Contracts management - overcoming the challenges - new contracts

Is it easy to see which is the latest draft of a contract?
I recall a situation where an export director went to a meeting for contract negotiations. Unfortunately, some revisions to the contract discussed by his colleagues were still sitting on someone’s desk because there wasn’t a system for updating the draft contract in a central place that everyone could access. The result was a worse deal on the day: not good for the atmosphere at the next board meeting.
Contracts Management

Too often, paper files are held in individuals’ offices or departments instead of a central file. Even where electronic copies are held, without central storage and version control tools it’s extremely difficult to keep track of things in an efficient way.

Having central access to all contributory papers - including all email exchanges and attachments - is essential where a number of parties are working on the same project negotiation. It’s also vital that there is a system for version control so that everyone can see what changes were made, when and by whom.

>> Electronic document management, central contract draft storage and version control tools are essential. This is how those ‘small’ changes to contracts that cost you dear if they are not spotted can be picked up. These tools also ensure an audit trail is in place if it’s needed later on.

Do you rely on spreadsheets too much?
Spreadsheets are fine for small businesses maybe, but pretty soon their limitations are exposed.
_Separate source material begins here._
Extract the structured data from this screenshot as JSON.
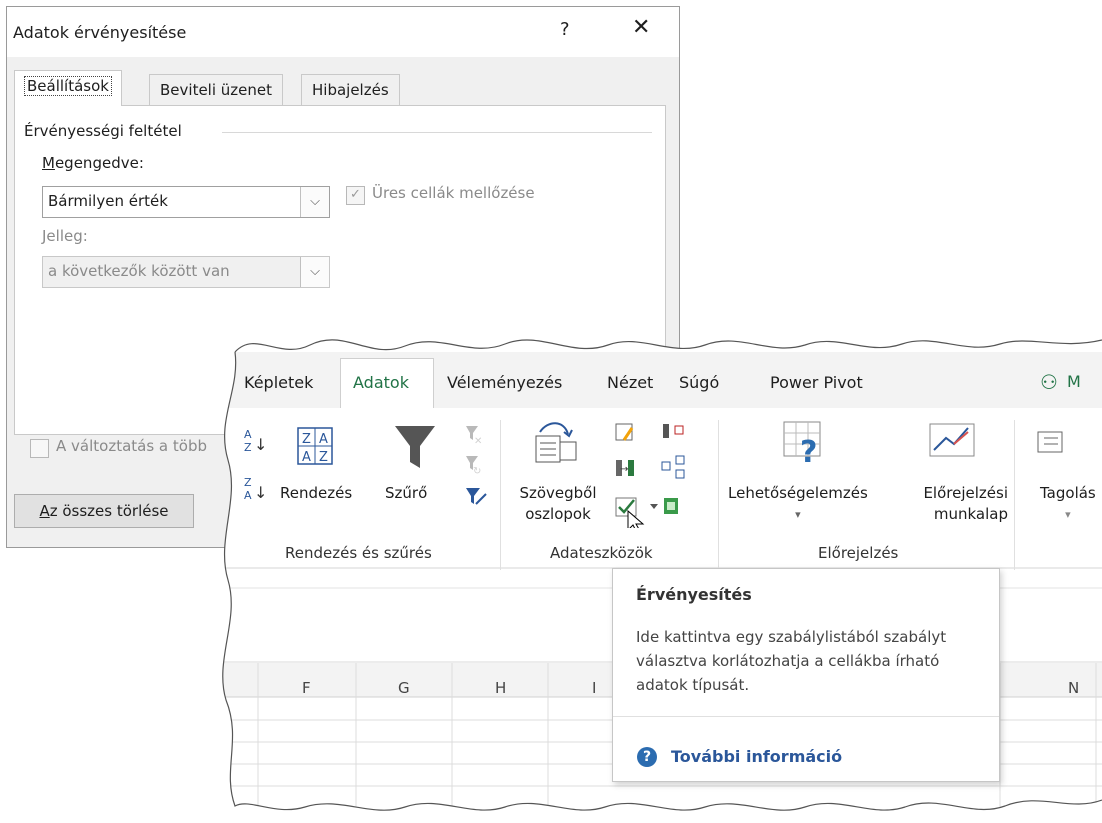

They rely on spreadsheet owners keeping them up to date and people around the business feeding in relevant information.

Spreadsheets also either need to be distributed regularly or stored on a central server, and either way things get messy if multiple people are updating them - especially if they are not regular Excel users.

>> It isn’t easy to keep spreadsheets maintained with accurate information: this is too big a risk when numerous contracts and large sums of money are involved.

Is there a failsafe system for checking with the legal people?
In this increasingly litigious world, the basis for most agreements will be a contract, so each side’s interests are protected. But in reality are they? How often have the relevant legal or compliance people (internal or external) got involved in contracts later than should have been the case, or worse still, not at all?

There should be no excuse for missing legal intervention at the right stages, but without a system and tools in place this is often what happens.

>> The legal process may be a pain, but it is essential and attention to detail is what matters in court should supplier relationships go wrong. 


Part 3 > Maintaining contracts